In addition, the waterfront park will feature sports fields, lawns and gardens with seating, and a children’s play area, not to mention the extension of River Street (which currently ends at Grand Street) all the way to South 5th Street, near the Williamsburg Bridge.
“We were deeply inspired by community input and the site’s rich history when creating Domino Park,” Lisa Switkin, a principal at James Corner Field Operations, said in a statement. “The design of Domino Park aims to create a space that will revitalize the beauty of New York City’s incredible waterfront and foster interest in the history of the site and the surrounding neighborhood.”
Though Two Trees hasn’t provided an exact opening date, we do not that Domino Park will open before any of the residential buildings at the site are complete. The park’s opening will be followed shortly by the opening of the first residential building at the megaproject, 325 Kent. The affordable housing lottery for the building’s 105 affordable units launched last November, and received a staggering 87,000 applicants. Leasing on the doughnut-shaped building’s 395 market-rate units is expected to get underway this June.
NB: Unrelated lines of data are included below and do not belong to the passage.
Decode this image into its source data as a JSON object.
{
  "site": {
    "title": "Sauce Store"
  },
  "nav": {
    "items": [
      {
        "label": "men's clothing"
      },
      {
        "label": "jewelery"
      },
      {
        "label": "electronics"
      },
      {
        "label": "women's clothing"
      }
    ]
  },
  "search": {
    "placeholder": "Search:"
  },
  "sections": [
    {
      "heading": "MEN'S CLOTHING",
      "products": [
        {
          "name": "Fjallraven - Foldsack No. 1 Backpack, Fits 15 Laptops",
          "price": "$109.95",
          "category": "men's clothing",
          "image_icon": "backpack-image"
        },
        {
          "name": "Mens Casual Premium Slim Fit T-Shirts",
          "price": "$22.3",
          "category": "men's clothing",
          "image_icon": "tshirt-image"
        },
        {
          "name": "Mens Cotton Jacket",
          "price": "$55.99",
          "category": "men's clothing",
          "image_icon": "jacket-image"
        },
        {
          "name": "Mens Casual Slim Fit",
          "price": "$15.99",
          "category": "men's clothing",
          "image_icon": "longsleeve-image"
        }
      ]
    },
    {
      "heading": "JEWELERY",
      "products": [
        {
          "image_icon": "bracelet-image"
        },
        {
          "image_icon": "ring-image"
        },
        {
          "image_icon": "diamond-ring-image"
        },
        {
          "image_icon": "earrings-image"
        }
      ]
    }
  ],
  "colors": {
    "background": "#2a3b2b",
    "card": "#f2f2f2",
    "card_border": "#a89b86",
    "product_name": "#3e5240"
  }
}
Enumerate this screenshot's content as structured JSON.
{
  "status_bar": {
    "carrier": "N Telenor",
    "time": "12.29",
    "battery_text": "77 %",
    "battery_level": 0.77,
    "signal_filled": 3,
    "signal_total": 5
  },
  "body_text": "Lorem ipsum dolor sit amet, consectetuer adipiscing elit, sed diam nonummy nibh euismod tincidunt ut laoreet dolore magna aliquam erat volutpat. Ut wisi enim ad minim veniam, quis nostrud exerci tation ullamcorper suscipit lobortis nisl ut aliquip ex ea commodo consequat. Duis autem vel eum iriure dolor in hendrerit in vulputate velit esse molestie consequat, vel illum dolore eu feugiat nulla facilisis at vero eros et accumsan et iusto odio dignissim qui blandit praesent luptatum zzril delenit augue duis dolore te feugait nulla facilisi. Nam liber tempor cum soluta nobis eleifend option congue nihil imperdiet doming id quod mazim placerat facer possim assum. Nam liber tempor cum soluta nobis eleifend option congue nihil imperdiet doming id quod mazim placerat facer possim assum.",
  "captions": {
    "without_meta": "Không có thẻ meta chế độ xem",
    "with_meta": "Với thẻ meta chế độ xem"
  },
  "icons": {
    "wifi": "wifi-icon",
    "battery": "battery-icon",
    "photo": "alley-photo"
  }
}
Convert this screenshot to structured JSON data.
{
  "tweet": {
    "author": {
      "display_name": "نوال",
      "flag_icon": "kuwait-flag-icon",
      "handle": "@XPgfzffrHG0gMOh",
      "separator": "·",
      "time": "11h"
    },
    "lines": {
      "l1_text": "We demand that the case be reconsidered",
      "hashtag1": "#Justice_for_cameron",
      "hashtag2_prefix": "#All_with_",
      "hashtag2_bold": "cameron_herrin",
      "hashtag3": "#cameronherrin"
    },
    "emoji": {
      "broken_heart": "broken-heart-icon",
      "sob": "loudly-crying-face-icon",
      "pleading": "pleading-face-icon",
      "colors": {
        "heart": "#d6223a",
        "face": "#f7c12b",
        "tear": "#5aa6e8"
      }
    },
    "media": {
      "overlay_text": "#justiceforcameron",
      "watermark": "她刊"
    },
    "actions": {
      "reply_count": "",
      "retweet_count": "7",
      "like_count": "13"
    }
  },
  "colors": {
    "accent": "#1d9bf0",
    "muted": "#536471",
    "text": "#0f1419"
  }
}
“By opening Domino Park in its entirety next summer—ahead of the site’s new waterfront buildings—we are delivering on our commitment to bring waterfront access and much-needed public park space to North Brooklyn,” Jed Walentas, principal at Two Trees, said in a statement. “Weaving in industrial remnants of the factory, Domino Park will serve as a living, breathing reminder of the history of this storied neighborhood.”
Overall the Domino redevelopment project will bring 2,800 new rental apartments to Williamsburg, 700 of which will be affordable.